Filter this data down to the lines that hold "score", and copy them.

# [Excerpts from an interface dataset]

—————

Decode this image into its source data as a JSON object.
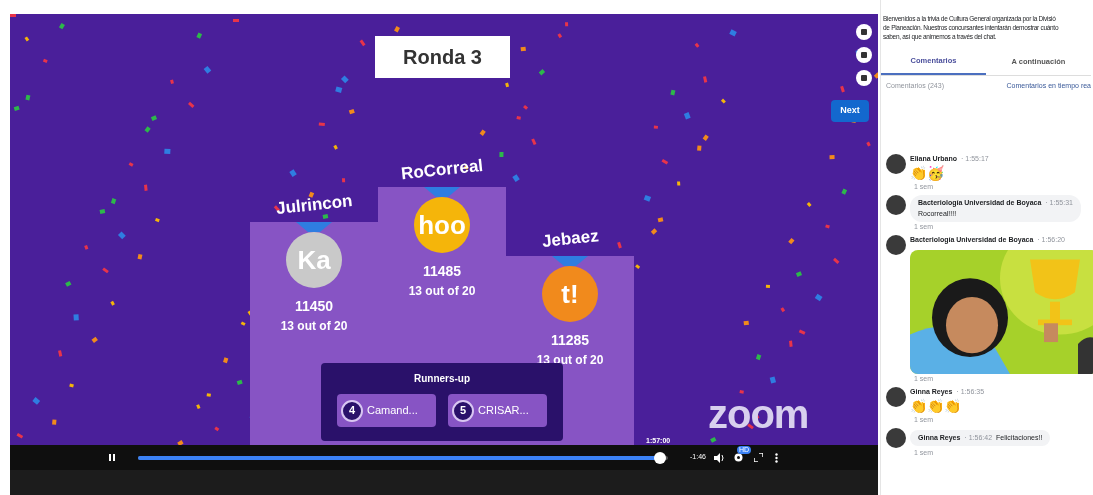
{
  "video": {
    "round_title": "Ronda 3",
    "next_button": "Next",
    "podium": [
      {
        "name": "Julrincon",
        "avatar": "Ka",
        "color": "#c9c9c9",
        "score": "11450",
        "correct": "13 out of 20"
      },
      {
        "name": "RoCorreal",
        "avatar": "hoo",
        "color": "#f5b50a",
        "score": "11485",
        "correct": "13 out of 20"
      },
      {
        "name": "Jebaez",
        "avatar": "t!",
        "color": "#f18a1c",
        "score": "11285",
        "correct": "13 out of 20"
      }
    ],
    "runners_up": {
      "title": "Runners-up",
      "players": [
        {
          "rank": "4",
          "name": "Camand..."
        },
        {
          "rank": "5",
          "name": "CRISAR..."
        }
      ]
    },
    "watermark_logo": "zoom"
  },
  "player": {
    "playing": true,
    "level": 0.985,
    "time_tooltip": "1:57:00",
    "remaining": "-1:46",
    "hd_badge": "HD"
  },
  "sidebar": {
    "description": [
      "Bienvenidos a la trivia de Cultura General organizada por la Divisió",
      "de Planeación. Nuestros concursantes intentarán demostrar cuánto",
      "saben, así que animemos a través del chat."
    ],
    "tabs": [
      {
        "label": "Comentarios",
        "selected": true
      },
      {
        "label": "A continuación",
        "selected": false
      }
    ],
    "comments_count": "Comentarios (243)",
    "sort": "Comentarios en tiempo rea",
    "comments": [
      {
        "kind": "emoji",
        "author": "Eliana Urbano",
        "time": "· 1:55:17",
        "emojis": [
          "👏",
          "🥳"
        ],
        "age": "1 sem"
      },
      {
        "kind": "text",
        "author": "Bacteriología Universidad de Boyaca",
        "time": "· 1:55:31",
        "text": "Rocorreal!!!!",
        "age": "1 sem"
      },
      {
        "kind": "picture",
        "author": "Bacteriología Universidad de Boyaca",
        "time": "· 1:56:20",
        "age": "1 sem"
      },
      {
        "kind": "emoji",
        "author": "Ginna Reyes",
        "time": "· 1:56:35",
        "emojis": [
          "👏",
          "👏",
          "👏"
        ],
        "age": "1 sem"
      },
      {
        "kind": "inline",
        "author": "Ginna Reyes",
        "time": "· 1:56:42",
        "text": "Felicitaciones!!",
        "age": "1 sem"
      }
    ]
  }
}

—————

# [Result of this exercise]
        "score": "11450",
        "score": "11485",
        "score": "11285",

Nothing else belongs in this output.